Go over the entries below line by line, copying each one that contains the word "JSON".

Interface dataset entries
►

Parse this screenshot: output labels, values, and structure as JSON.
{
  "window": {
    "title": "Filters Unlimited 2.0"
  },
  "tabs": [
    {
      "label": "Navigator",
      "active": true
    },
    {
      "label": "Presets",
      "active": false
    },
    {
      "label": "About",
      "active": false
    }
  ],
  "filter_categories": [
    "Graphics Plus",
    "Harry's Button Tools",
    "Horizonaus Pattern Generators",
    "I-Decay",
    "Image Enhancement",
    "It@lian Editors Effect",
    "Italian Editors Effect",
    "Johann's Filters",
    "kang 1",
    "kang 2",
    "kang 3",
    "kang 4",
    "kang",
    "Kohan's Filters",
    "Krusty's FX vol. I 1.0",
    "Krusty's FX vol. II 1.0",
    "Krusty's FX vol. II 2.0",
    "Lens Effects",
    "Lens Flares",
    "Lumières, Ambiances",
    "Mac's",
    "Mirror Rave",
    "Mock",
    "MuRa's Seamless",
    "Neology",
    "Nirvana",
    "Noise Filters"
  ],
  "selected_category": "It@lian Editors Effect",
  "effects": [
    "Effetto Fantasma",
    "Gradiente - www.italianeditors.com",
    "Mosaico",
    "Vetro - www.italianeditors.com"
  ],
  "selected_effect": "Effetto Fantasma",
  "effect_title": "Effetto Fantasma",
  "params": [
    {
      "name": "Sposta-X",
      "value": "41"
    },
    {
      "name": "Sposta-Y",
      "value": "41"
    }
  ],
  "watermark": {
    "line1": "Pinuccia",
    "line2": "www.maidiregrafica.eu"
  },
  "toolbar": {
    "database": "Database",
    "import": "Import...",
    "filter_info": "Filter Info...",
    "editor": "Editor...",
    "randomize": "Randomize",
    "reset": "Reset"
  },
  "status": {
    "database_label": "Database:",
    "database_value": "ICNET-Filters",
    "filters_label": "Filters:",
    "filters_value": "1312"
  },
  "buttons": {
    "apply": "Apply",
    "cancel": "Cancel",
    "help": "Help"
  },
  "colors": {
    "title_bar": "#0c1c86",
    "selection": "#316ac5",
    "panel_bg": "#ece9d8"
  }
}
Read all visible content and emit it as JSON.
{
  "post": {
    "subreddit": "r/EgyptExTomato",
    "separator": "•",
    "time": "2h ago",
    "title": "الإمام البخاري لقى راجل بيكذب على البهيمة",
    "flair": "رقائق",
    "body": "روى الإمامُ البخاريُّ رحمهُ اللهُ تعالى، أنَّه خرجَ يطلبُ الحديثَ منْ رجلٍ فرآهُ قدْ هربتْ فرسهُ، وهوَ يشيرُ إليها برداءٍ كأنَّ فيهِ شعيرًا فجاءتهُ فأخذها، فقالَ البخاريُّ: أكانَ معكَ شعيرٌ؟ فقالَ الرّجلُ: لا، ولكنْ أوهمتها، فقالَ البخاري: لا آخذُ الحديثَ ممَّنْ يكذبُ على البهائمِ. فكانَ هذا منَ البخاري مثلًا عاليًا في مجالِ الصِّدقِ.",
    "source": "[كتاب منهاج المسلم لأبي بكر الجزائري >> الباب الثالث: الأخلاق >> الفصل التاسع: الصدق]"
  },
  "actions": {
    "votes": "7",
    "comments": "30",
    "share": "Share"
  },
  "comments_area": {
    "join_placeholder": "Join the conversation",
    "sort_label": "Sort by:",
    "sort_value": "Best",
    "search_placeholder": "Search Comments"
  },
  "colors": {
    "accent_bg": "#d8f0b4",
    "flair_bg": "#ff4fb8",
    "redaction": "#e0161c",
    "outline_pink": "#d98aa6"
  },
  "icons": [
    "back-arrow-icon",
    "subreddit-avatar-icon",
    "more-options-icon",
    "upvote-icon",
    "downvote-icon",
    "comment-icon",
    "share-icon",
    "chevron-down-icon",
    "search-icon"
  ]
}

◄

### Result for this exercise
Parse this screenshot: output labels, values, and structure as JSON.
Read all visible content and emit it as JSON.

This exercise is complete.